Truth and justice needed for Miss Dhu, latest WA death in custody

Amnesty International today called for a full independent judicial inquiry into the tragic death last month of 22 year-old Aboriginal woman Miss Dhu while in West Australian police custody. This follows yesterday’s announcement of a WA coroner’s inquest and an internal police investigation.

The global human rights organisation mourns the passing of Miss Dhu, who died after three days of incarceration in South Hedland Police Station for unpaid fines. During that period she had twice been returned to the lock-up after being taken to hospital complaining of pain, vomiting, fever and paralysis.

“This is an absolute tragedy and our thoughts and support go out to Miss Dhu’s family and her community,” said Tammy Solonec, Amnesty International Australia’s Indigenous Peoples’ Rights Manager.

“The family want truth and justice for their daughter, sister and niece – Miss Dhu. They want an independent inquiry, and we agree that this very sad death deserves nothing short of a full judicial inquiry, without delay. Miss Dhu’s family can’t wait years for the truth to come out.”

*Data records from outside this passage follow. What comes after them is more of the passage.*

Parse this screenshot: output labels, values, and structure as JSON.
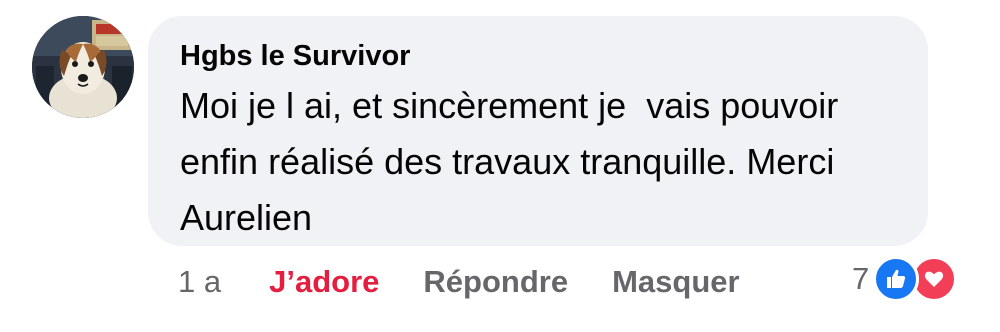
{
  "comment": {
    "author": "Hgbs le Survivor",
    "text": "Moi je l ai, et sincèrement je  vais pouvoir enfin réalisé des travaux tranquille. Merci Aurelien",
    "avatar_icon": "dog-portrait-avatar"
  },
  "actions": {
    "time": "1 a",
    "love_label": "J’adore",
    "reply_label": "Répondre",
    "hide_label": "Masquer"
  },
  "reactions": {
    "count": "7",
    "icons": [
      "like-icon",
      "love-icon"
    ],
    "colors": {
      "like": "#1877f2",
      "love": "#f33e58",
      "love_text": "#e41e3f"
    }
  }
}
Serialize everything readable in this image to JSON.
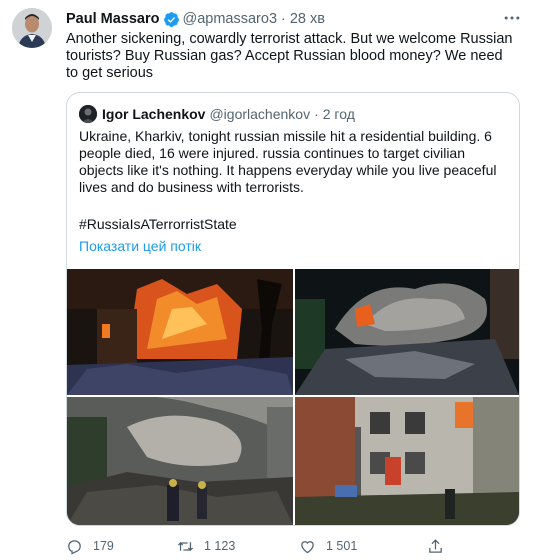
{
  "tweet": {
    "author_name": "Paul Massaro",
    "author_handle": "@apmassaro3",
    "separator": "·",
    "time": "28 хв",
    "text": "Another sickening, cowardly terrorist attack. But we welcome Russian tourists? Buy Russian gas? Accept Russian blood money? We need to get serious",
    "verified_color": "#1d9bf0"
  },
  "quote": {
    "author_name": "Igor Lachenkov",
    "author_handle": "@igorlachenkov",
    "separator": "·",
    "time": "2 год",
    "text": "Ukraine, Kharkiv, tonight russian missile hit a residential building. 6 people died, 16 were injured. russia continues to target civilian objects like it's nothing. It happens everyday while you live peaceful lives and do business with terrorists.",
    "hashtag": "#RussiaIsATerrorristState",
    "show_thread_label": "Показати цей потік",
    "link_color": "#1d9bf0"
  },
  "actions": {
    "reply_count": "179",
    "retweet_count": "1 123",
    "like_count": "1 501"
  }
}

Miss Dhu should never have been in that lock-up. The government has to stop locking up people for being unable to pay fines.

Incarceration rates high

Miss Dhu had been sentenced to incarceration in the lock-up for four days, in lieu of paying a fine of $1000.

“Miss Dhu should never have been in that lock-up. The government has to stop locking up people for being unable to pay fines.

“There should have been more culturally appropriate alternatives available than locking up people, and we need systems in place so that this will never happen again,” said Tammy Solonec.

“The over-representation of Aboriginal and Torres Strait Islander people in the justice system of WA is at an appallingly high rate. As of 26 June 2014, 43% of women incarcerated in WA prisons were Indigenous,” said Tammy Solonec.

We need an alternative system

Amnesty International urges the West Australian Government to reconsider its system of people paying off fines at the rate of $250 per day by doing time in police lock-ups, a system that disproportionately affects people on low incomes.

Police lock-ups should only be used where no other options are available to them due to these facilities being inappropriate for holding people for any length of time as they do not provide for immediate access to medical and other services.

In addition, the jurisdiction of the Office of the Inspector of Custodial Services does not extend to police lock ups. Longer term, Australia needs to ratify the Optional Protocol to the Convention Against Torture and set up a National Preventative Mechanism that will allow the United Nations to inspect all places of detention.